### Exercise brief
For each line below that includes the string "matter", show the whole line.
++++++
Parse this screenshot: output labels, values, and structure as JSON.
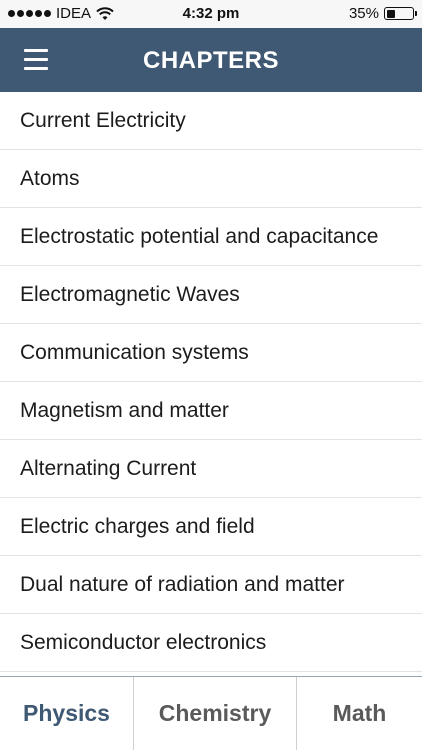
{
  "status_bar": {
    "carrier": "IDEA",
    "time": "4:32 pm",
    "battery": "35%",
    "battery_level": 0.35
  },
  "header": {
    "title": "CHAPTERS",
    "menu_icon": "hamburger-menu-icon"
  },
  "chapters": [
    "Current Electricity",
    "Atoms",
    "Electrostatic potential and capacitance",
    "Electromagnetic Waves",
    "Communication systems",
    "Magnetism and matter",
    "Alternating Current",
    "Electric charges and field",
    "Dual nature of radiation and matter",
    "Semiconductor electronics"
  ],
  "tabs": {
    "physics": "Physics",
    "chemistry": "Chemistry",
    "math": "Math",
    "active": "physics"
  },
  "colors": {
    "header_bg": "#3f5873",
    "active_tab": "#3f5873",
    "inactive_tab": "#5a5a5a"
  }
}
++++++
### Your response
    "Magnetism and matter",
    "Dual nature of radiation and matter",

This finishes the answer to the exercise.